The construction sector has long been associated with the sweat, mud and grime of taxing physical work. It's little wonder, therefore, that it has failed to draw locals who like to work with their hands and get satisfaction from building, but not under Stone Age conditions. Proper tools and materials, safe operating procedures and inventive fabrication methods could attract more to the sector. Greater reliance on skilled workers and modern technology would certainly lead to far better results. Costs would be higher, of course, but the results would gleam, and building systems would function efficiently and perhaps reflect many green features. But the construction sector has instead seen a race to the bottom, fed by the availability of cheap foreign labour. Consequently it has yet to join the upward trajectory which almost every other economic sector has embarked on.

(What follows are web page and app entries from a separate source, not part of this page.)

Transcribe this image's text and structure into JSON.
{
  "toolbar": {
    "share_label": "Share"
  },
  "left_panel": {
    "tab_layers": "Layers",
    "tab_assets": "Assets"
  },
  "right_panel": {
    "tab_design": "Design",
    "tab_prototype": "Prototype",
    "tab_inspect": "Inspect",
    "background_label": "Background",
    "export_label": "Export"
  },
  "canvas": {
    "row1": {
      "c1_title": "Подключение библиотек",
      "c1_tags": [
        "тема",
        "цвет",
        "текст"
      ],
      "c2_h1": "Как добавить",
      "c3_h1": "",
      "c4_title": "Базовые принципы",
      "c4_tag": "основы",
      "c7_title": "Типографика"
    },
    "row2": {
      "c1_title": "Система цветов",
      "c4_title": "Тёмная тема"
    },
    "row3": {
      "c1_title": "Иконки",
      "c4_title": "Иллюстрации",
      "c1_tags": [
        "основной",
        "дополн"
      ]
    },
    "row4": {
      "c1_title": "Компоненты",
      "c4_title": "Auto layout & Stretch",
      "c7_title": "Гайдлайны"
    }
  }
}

Now there is hope that transformation is on the way. Singaporeans joining the building and construction industry can soon expect to be involved with digital design and cutting-edge technology which prioritises productivity and innovation over manual work. The target is to have 80,000 personnel, trained in such technology, to enter the industry by 2025, up from the 32,600 trained in these areas currently. Achieving the higher numbers would represent one of the triumphs of the newly launched Construction Industry Transformation Map. The infrastructure of tomorrow will depend on the advanced skills of a new breed of builders.

While skilled local labour plays a vanguard role in the industry, progress will also hinge on the employment of more productive construction methods. Here, the focus has fallen on Design for Manufacturing and Assembly. This construction method seeks to enhance productivity by moving work which was traditionally done onsite to an offsite factory environment. The goal is for adoption of the method in 40 per cent of all projects by 2020. Digitisation of construction processes is being planned in such a way as to help smaller firms, which might not be able to develop software.

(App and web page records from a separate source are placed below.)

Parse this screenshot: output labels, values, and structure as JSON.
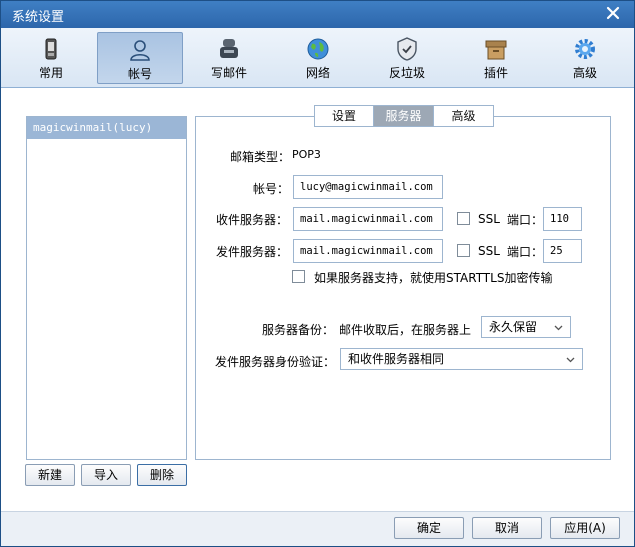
{
  "window": {
    "title": "系统设置"
  },
  "toolbar": {
    "items": [
      {
        "label": "常用",
        "icon": "phone-icon"
      },
      {
        "label": "帐号",
        "icon": "user-icon"
      },
      {
        "label": "写邮件",
        "icon": "compose-icon"
      },
      {
        "label": "网络",
        "icon": "globe-icon"
      },
      {
        "label": "反垃圾",
        "icon": "shield-icon"
      },
      {
        "label": "插件",
        "icon": "box-icon"
      },
      {
        "label": "高级",
        "icon": "gear-icon"
      }
    ],
    "active": "帐号"
  },
  "accounts": {
    "items": [
      "magicwinmail(lucy)"
    ]
  },
  "left_buttons": {
    "new": "新建",
    "import": "导入",
    "delete": "删除"
  },
  "tabs": {
    "items": [
      "设置",
      "服务器",
      "高级"
    ],
    "active": "服务器"
  },
  "form": {
    "mailbox_type_label": "邮箱类型：",
    "mailbox_type_value": "POP3",
    "account_label": "帐号：",
    "account_value": "lucy@magicwinmail.com",
    "incoming_label": "收件服务器：",
    "incoming_value": "mail.magicwinmail.com",
    "incoming_ssl": "SSL",
    "incoming_port_label": "端口：",
    "incoming_port": "110",
    "outgoing_label": "发件服务器：",
    "outgoing_value": "mail.magicwinmail.com",
    "outgoing_ssl": "SSL",
    "outgoing_port_label": "端口：",
    "outgoing_port": "25",
    "starttls_label": "如果服务器支持，就使用STARTTLS加密传输",
    "backup_label": "服务器备份：",
    "backup_desc": "邮件收取后，在服务器上",
    "backup_value": "永久保留",
    "auth_label": "发件服务器身份验证：",
    "auth_value": "和收件服务器相同"
  },
  "bottom": {
    "ok": "确定",
    "cancel": "取消",
    "apply": "应用(A)"
  },
  "colors": {
    "titlebar": "#2d66ab",
    "active_tab": "#9da8b5",
    "selected_account": "#9bb6d6"
  }
}
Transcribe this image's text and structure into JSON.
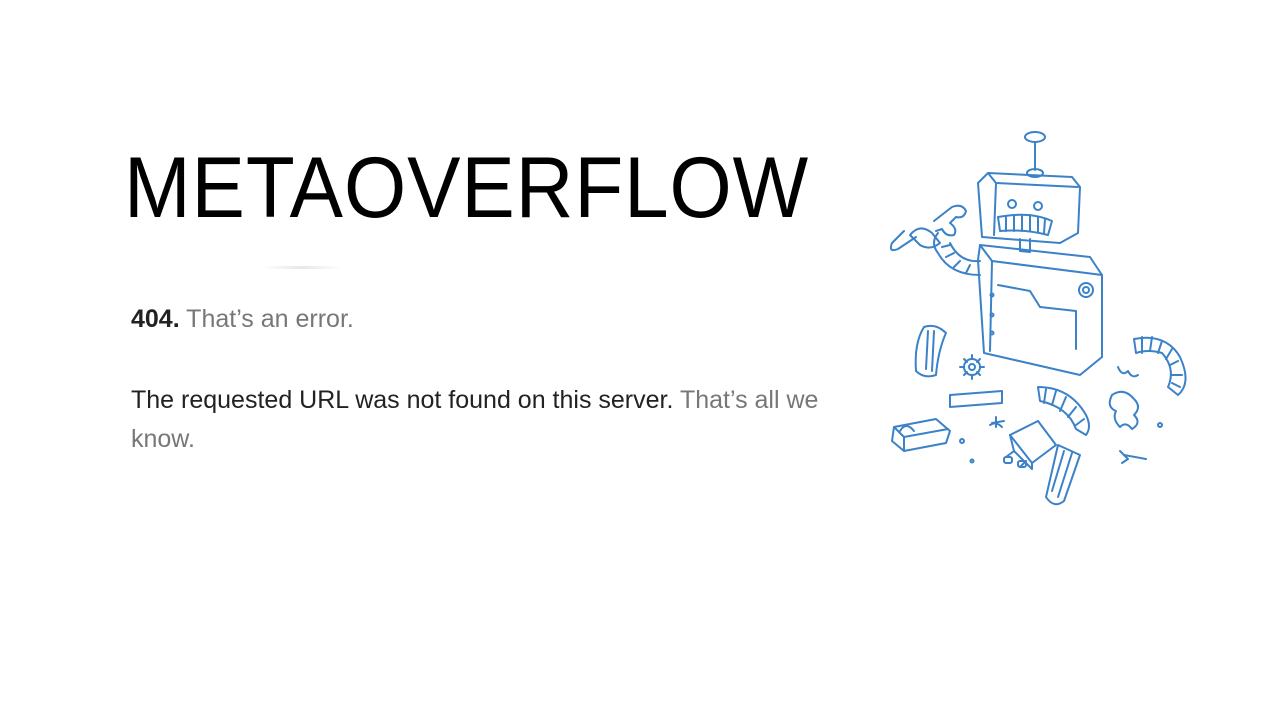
{
  "logo": {
    "text": "METAOVERFLOW"
  },
  "error": {
    "code": "404.",
    "title": "That’s an error.",
    "message": "The requested URL was not found on this server.",
    "message_muted": "That’s all we know."
  },
  "illustration": {
    "icon": "broken-robot-icon",
    "color": "#3b82c8"
  },
  "colors": {
    "background": "#ffffff",
    "text_dark": "#222222",
    "text_muted": "#777777"
  }
}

Competition is natural in any industry, but commercial collaboration is critical to the future of an industry that builds Singapore's physical infrastructure. Firms that can work well together stand to also benefit immensely from geo-economic developments, such as China's Belt and Road Initiative, whose transformative path passes through South-east Asia.

The construction industry must latch on to those opportunities. There will be pressure on costs and the need to raise finance in the short term, but challenges created by necessary forces of change can be met. Raising productivity levels in this sector will make the difference between lingering in a departing past and lunging towards an innovative future.

A version of this article appeared in the print edition of The Straits Times on October 27, 2017, with the headline 'Writing on the wall for low-tech builders'. Print Edition | Subscribe